▸ Exercise directions
Search the data for the word "time". Reproduce every line where it is found.

▸ Input data

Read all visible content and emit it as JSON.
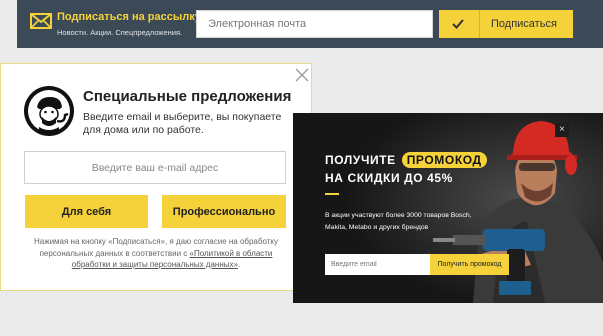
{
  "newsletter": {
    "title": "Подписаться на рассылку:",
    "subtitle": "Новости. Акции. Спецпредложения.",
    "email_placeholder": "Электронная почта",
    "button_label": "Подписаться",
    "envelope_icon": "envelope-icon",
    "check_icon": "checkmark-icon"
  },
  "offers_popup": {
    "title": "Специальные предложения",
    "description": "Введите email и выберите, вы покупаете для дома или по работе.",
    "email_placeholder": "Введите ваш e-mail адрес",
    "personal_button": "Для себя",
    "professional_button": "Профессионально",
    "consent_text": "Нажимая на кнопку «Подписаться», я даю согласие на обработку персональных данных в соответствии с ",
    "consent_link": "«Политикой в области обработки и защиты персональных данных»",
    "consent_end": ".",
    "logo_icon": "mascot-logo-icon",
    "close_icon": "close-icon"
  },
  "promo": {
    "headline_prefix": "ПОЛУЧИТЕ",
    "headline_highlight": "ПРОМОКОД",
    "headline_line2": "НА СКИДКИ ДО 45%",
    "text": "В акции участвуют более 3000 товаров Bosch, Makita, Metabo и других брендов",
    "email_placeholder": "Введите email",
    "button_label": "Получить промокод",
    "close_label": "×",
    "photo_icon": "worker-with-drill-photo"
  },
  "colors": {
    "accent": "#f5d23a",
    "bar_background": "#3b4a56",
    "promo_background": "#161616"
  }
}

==

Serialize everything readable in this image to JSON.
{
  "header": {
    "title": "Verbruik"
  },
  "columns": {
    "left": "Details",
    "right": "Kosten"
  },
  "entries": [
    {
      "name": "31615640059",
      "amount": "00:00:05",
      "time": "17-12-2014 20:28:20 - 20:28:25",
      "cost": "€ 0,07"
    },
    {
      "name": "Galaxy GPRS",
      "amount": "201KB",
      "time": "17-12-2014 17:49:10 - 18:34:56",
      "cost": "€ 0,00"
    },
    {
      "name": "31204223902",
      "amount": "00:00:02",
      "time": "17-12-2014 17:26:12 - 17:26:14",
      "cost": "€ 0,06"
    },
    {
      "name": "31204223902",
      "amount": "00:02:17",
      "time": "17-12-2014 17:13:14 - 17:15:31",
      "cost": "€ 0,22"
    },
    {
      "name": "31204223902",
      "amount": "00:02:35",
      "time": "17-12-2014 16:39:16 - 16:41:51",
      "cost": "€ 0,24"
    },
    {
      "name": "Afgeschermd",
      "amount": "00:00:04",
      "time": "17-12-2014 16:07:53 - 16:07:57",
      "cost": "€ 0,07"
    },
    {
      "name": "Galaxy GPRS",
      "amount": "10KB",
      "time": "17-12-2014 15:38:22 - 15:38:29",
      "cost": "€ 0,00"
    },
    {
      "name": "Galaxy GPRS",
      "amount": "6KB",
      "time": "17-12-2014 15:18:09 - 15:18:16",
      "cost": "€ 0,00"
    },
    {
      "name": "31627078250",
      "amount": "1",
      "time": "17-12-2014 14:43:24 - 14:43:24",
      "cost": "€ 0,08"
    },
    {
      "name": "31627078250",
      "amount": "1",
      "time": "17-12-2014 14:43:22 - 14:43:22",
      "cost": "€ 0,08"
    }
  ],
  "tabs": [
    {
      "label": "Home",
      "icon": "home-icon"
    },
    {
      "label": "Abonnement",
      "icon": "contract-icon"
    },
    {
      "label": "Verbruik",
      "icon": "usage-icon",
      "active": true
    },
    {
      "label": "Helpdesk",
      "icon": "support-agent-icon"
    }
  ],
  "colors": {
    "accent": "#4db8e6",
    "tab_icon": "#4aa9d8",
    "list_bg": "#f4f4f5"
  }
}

▸ Response box
      "time": "17-12-2014 20:28:20 - 20:28:25",
      "time": "17-12-2014 17:49:10 - 18:34:56",
      "time": "17-12-2014 17:26:12 - 17:26:14",
      "time": "17-12-2014 17:13:14 - 17:15:31",
      "time": "17-12-2014 16:39:16 - 16:41:51",
      "time": "17-12-2014 16:07:53 - 16:07:57",
      "time": "17-12-2014 15:38:22 - 15:38:29",
      "time": "17-12-2014 15:18:09 - 15:18:16",
      "time": "17-12-2014 14:43:24 - 14:43:24",
      "time": "17-12-2014 14:43:22 - 14:43:22",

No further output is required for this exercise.